Medical technology relies on FAULHABER not only in robot-supported procedures. For example, drive systems are used in implantable heart pumps, surgical hand tools, in ophthalmology, in cosmetics and in medical imaging and image processing.

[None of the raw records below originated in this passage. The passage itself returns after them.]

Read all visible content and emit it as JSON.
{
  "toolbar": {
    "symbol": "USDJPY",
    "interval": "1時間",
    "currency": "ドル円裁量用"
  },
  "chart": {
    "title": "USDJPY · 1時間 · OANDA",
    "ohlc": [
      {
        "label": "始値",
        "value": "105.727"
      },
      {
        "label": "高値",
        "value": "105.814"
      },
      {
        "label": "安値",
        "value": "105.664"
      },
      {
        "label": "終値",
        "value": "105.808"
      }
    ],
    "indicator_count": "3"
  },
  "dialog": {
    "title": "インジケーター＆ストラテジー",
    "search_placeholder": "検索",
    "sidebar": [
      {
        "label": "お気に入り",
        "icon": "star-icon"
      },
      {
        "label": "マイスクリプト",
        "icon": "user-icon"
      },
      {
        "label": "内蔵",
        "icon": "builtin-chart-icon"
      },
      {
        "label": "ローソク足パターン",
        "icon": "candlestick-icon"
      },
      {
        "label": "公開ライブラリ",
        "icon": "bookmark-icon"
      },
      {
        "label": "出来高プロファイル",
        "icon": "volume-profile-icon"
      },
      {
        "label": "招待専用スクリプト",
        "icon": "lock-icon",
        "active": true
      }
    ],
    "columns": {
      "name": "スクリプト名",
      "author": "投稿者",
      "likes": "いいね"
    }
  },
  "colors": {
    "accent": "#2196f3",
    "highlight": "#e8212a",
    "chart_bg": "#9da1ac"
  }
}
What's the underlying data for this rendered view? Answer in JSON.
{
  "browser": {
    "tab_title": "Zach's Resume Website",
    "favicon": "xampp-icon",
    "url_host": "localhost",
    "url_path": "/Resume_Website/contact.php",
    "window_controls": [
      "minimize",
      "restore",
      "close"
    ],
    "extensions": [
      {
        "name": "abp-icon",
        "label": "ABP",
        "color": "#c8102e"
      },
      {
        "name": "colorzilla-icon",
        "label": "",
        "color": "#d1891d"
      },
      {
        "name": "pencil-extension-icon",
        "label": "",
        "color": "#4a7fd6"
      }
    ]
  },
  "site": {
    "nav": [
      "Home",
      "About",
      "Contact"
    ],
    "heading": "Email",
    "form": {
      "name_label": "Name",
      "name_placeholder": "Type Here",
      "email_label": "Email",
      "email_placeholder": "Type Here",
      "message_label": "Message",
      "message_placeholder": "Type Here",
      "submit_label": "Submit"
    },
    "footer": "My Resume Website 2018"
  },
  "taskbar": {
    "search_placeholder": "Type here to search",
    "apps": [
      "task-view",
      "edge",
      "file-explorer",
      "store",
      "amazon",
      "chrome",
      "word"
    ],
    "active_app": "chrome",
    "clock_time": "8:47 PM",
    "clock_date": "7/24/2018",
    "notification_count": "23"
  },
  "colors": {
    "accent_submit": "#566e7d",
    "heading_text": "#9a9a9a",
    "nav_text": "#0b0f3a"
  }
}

An air of quiet concentration prevails in the operating room. The team prepares the patient for the operation. But the first incision is performed not but a doctor, but by a robot. The surgeon sits focused in front of his surgical console and uses the joysticks to control the robot arms that are used for the procedure performed at the operating room table. Even after a 24-hour shift, the robot cuts absolutely precisely and smoothly. The camera, which is important above all for minimally invasive operations, provides optimally prepared images absolutely free of vibrations. On the 3D monitor, the doctor can see exactly what is happening in the patient's abdomen. Instead of the conventional 2D view, which is often very limited, he can see every detail on the 3D monitor. In addition, the slim, high-tech arms offer considerably more freedom of movement when cutting, repairing or suturing compared to standard procedures. Because the body of the patient is precisely measured prior to every operation, the computer can create a 3D image of the surgical area. By converting the entries made by the surgeon on the PC, incisions in the range of a tenth of a millimetre are possible, something that simply cannot be achieved purely by hand. With the help of a computer, the robot is able to check at all times whether the doctor is operating where it is necessary. In case of doubt, the system can stop the doctor and thereby prevent potential medical errors.
There is nearly no medical procedure in which a robot-supported operation would not be possible. Already today, more than 70 companies offer systems for a wide range of procedures. For example, procedures on the spinal column, the knee, the hips, in the abdomen, in neurosurgery, in the ear, nose and throat area, during biopsies, in gynaecology and urology or even in operations on the heart or in the eye. The technology is even used in hair transplants. The devices used in the operating room have different designs depending on their purpose. The bandwidth ranges from very voluminous, multi-armed systems to systems that are no larger than a beverage can. While the former is used for complex procedures, the latter system is used simply to accurately hold the instruments at the desired position.
The patient is aware of nothing that happens in the operating room. The anaesthesia works. An anaesthetist closely monitors the vital functions. She can rely on FAULHABER for the artificial ventilation. Operating in the turbine unit of the ventilator that is integrated in the anaesthesia system is a brushless, high-speed DC-micromotor with a diameter of just 24 mm. Not only is the motor extremely fast and quiet over the entire speed range but also extremely dynamic. This enables very natural ventilation. Adults, children and newborns can all thereby be ventilated adequately and as naturally as possible throughout the entire anaesthesia. In addition, the turbine-based ventilation allows the patients to breathe freely (spontaneous breathing) at all times.
Because robot-supported operations are being performed in an increasing number of disciplines, the need for drive systems is growing as well, such as for the positioning of robot arms. Highly dynamic systems that deliver the full speed in the shortest possible time are needed here. Thanks to their ironless winding technology and flat speed-torque curves, FAULHABER Drive Systems have all the necessary properties, such as exact positioning and speed control. High-performance motor families such as the FAULHABER BX4 or BP4 and the new BXT series, complemented by the extensive range of gearheads, optical, magnetic or absolute encoders as well as Speed and Motion Controllers, are ideally suited for demanding robotics applications not only in medicine but in many other areas as well.
Robot-supported operations are not just a futuristic vision but are daily routine in many operating rooms around the world today. Even though a telemedical operation has already been performed – where the doctor sat at a monitor in the USA and operated on a patient in France – in practice, it generally looks like this: robot and computer serve as assistants to the people on-site in the operating room. Years of medical experience cannot simply be converted into a programming language. But surgeries can be made safer through the use of robots. And FAULHABER will play an important role. As well as outside as inside the patient.